The recording was made from 259 metres (1161 kHz). FM is also announced but in mono due to technical issues. As well as pop-up stations in Donnybrook, Sandymount, Ringsend, Mount Merrion, Glasnevin, Ráth Cairn (Co. Meath) and Wicklow Town, Dave Reddy also set up the first Christmas-themed station, Radio Snowflake.

This recording is from the Skywave Tapes Collection. Skywave Radio International broadcast a shortwave station in the 1980s from Baldoyle in northeast Dublin.

Pop-up community radio: Radio Sandymount

Pop-up community radio: Radio Sandymount
The late Tony Boylan pictured in the Evening Herald, 18th August 1986.

Radio Sandymount was the first of several pop-up community radio stations run by the Community Broadcasting Co-operative (CBC) in different parts of Dublin between 1982 and 1988. Set up by Dave Reddy who had been involved with the earlier ARD, it and other stations such as Radio Donnybrook and Radio Ringsend were regular summer features on the Dublin airwaves during that period.
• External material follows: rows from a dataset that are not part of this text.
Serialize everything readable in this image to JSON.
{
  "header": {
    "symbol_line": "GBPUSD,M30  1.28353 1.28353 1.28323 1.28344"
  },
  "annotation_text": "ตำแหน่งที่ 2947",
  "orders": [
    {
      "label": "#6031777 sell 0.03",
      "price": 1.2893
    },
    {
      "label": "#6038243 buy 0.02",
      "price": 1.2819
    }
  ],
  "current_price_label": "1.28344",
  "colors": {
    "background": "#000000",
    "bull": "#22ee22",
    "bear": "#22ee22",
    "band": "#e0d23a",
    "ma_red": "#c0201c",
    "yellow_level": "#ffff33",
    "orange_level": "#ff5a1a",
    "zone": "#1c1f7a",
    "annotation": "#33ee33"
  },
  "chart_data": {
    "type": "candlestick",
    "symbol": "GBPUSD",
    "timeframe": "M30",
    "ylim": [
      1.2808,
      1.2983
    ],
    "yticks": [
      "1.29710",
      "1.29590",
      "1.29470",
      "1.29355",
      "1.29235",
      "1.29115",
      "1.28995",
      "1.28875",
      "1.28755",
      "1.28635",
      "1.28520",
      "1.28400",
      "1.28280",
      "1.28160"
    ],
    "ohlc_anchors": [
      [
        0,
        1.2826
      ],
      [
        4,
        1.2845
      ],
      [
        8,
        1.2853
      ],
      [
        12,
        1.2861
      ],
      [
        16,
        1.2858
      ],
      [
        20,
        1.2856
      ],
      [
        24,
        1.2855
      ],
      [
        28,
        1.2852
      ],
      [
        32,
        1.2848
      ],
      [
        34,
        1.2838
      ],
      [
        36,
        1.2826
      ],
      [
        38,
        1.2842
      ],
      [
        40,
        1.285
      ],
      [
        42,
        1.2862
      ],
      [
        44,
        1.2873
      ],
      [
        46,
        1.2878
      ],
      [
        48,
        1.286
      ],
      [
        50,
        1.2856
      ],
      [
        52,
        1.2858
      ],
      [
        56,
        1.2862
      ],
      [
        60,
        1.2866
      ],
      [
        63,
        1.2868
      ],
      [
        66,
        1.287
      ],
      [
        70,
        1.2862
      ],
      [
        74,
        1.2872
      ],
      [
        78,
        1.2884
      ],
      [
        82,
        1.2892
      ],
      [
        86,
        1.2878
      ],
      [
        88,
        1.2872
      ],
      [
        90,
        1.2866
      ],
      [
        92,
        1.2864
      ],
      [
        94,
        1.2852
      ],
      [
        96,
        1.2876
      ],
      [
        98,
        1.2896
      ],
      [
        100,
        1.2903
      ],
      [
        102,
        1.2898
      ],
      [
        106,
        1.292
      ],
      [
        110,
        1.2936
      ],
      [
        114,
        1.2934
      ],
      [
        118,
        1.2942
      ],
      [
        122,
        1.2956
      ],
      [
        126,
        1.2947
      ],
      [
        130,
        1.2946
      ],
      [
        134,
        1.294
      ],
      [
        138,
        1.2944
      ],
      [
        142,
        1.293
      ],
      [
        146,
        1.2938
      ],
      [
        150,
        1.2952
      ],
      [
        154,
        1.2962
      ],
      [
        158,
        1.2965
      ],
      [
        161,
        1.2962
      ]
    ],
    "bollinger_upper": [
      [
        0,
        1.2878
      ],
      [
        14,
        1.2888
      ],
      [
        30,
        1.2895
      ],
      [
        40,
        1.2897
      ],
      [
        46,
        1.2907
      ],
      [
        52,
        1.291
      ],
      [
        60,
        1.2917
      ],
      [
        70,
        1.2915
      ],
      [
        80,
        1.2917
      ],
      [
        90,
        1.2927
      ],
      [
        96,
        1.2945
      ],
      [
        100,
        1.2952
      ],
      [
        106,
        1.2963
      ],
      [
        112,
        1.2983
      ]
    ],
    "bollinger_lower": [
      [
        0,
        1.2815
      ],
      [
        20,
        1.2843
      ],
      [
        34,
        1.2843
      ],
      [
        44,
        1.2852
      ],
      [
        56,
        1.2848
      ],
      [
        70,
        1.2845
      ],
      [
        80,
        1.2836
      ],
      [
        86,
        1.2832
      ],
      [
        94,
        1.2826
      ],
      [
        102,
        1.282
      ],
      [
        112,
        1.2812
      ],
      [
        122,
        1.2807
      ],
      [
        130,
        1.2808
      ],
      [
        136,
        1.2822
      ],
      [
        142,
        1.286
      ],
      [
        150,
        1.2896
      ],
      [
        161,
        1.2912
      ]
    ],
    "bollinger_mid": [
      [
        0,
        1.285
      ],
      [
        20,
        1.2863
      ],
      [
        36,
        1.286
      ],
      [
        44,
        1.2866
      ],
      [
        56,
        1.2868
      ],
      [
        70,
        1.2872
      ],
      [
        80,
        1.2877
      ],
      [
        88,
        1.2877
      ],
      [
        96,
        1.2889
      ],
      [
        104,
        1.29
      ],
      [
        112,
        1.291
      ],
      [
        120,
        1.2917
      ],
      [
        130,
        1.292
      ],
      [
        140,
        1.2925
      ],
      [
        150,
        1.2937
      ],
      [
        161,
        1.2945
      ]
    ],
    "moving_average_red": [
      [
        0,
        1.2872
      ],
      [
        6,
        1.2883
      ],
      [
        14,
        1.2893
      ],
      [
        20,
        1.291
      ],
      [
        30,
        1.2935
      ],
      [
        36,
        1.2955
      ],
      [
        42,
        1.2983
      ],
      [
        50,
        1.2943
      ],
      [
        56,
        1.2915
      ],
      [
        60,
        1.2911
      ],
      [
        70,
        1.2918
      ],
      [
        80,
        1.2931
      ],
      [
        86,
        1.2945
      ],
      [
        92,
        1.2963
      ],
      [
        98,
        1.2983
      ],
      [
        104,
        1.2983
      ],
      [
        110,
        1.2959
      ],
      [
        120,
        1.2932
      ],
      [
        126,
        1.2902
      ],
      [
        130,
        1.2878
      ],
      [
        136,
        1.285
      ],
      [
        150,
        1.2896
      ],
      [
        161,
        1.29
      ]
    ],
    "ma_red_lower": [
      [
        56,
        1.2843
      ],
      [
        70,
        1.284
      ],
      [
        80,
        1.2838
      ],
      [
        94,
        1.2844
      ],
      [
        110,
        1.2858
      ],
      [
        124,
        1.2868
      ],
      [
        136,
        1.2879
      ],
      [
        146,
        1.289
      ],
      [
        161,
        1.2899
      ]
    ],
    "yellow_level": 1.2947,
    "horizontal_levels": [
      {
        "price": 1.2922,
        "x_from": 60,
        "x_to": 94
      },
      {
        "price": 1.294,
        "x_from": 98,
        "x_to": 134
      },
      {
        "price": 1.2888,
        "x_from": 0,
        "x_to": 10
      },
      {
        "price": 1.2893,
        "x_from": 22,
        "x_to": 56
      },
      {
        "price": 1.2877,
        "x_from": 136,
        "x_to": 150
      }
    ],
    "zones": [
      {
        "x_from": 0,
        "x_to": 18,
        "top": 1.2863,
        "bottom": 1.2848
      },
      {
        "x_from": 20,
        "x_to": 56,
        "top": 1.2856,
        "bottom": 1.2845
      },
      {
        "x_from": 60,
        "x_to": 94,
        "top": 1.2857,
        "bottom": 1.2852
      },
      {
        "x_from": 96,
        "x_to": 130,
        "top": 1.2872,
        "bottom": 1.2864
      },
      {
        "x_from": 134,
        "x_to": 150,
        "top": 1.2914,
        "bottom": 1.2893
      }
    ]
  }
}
In an interview with Pirate.ie, Dave said that the first such station was in Sandymount in 1982 but proved so popular that other community groups wanted their own version.

Radio Sandymount broadcast to coincide with the Sandymount and Merrion Community Week in late May or early June. This recording is of a test transmission on 29th April 1984 made from 270 metres/1116 kHz from 1135-1220. Among the presenters mentioned are David Baker, a well-known name on the Dublin pirate scene, John Murray and Charlie Sheehan who was a postman in Sandymount.

Pop-up community radio: Radio Sandymount
Charlie Sheehan in the Radio Sandymount studio (photo courtesy of Dave Reddy).

The recording also includes part of a simulcast of the 78s Show on Radio Galaxy, presented by the veteran pirate broadcaster Tony Boylan and his wife Fran. In 1945, Tony had set up one of Ireland’s earliest pirate stations, the Colleen Home Service, from his bedroom and continued to experiment with transmitters after the war. In the late 1960s, he set up Radio Galaxy on 199 metres/1512 kHz and specialised in playing his large collection of 78s records every Sunday for a few hours.

The 78s Show was very different to most of what was offered by pirate radio at the time and Tony and Fran’s engaging style and deep passion for the music earned them a loyal following. In 1986, they retired to the Isle of Man and became involved in setting up community radio there. Fran Boylan died in 2007 and Tony passed away in 2010.

Peter Mulryan paid tribute to Tony Boylan in his 1988 book, Radio Radio: ‘Tony Boylan’s pioneering broadcasts were amazing feats of personal and electronic achievement, and they were well ahead of their day. While Tony proved that pirate radio was technically possible, it would take younger men another ten years to prove its economic feasibility, and they were still at school’. Broadcast historian Eddie Bohan inducted Tony into his Alternative Irish Broadcasting Hall of Fame in 2015.

Pop-up community radio: Radio Sandymount
L-R David Baker, Paula Walsh (Miss Sandymount) and Dermot Lacey in 1986 (photo courtesy of Dave Reddy).

This recording is from the Skywave Tapes Collection. Skywave Radio International broadcast a shortwave station in the 1980s from Baldoyle in northeast Dublin.